Jack was elected President of the CSEG in 1975 – a position that reopened his geological windows for him on other geoscientific societies in Canada. In 1980 he received the CSEG Meritorious Service Award for a variety of contributions. An important one was his organization of a course "Geology for Geophysicists" for working geophysicists, lead by several U of C professors.
Other highlights of Jack's rich and varied career were the summer he sent HBOG's Vibroseis crew to Prince Edward Island and another time when the same crew dealt with the technical challenge of trying to get seismic data through the surface basalts in the B.C.'s Bowser/Chilcotin basin. In 1978 he also played a key role in bringing Conoco's shear wave vibrators into Canada to record an experimental shear wave program. 13 companies recorded shear wave and P wave data over approximately 10 sites of known Canadian geology.
Throughout the waves of change in the petroleum industry, Jack has adapted and evolved. In the late 70s and 80s, he moved from technical work into management at HBOG. When Dome took over HBOG in 1981, he stayed on for a brief time before accepting an offer from Suncor. He worked there until 1987, first in exploration management and then as Vice President of Exploration.
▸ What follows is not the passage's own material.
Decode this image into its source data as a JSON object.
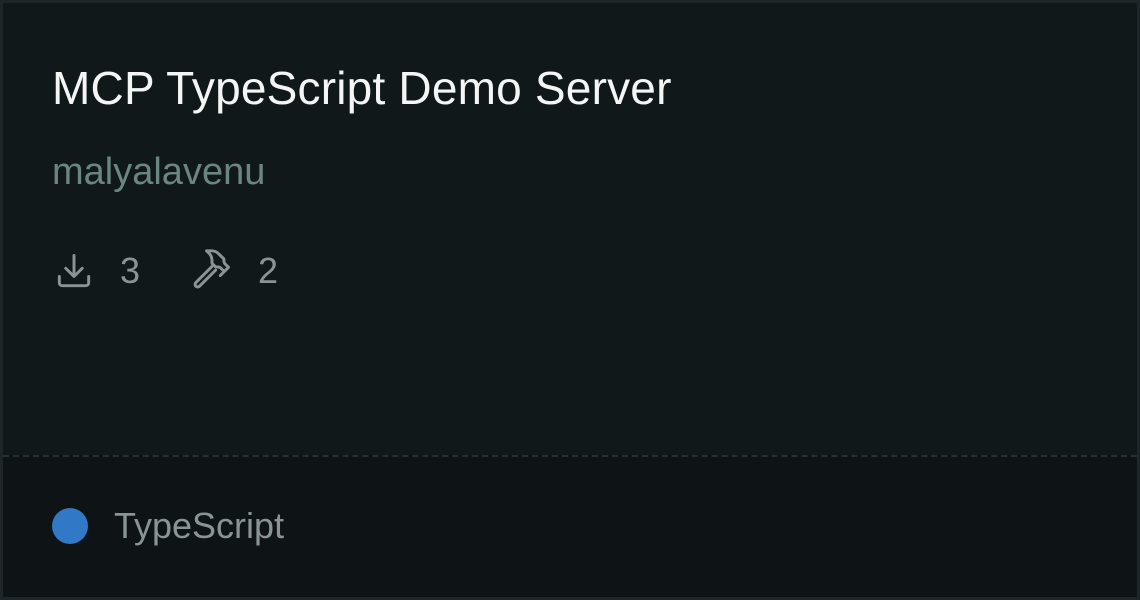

In 1988, Jack returned to his geophysical roots as a consulting geophysicist. He continues in that role today, reveling in all the changes and advancements in the field of exploration. "The new technologies made available by my principal client, Talisman Energy lnc., makes the search for oil and gas even more powerful and exciting then ever before," says Jack.
When Kay and Jack pause to take stock of their half-century life in the geophysical business, they think of the young people they have had the opportunity to mentor. "As Manager of Geophysics at HBOG, I made many trips to universities in Canada and abroad to hire geophysicists for the company," says Jack. "Kay and I continue to delight in the brilliance and enthusiasm of the people we met this way."
"It has been a joy watching them become fine people and great geophysicists. I still think fondly and proudly of these men and women as 'my guys'."
Through these special recruits and through his own commitment to remain at the forefront of a rapidly evolving profession, Jack Pullen is keeping his focus on the future.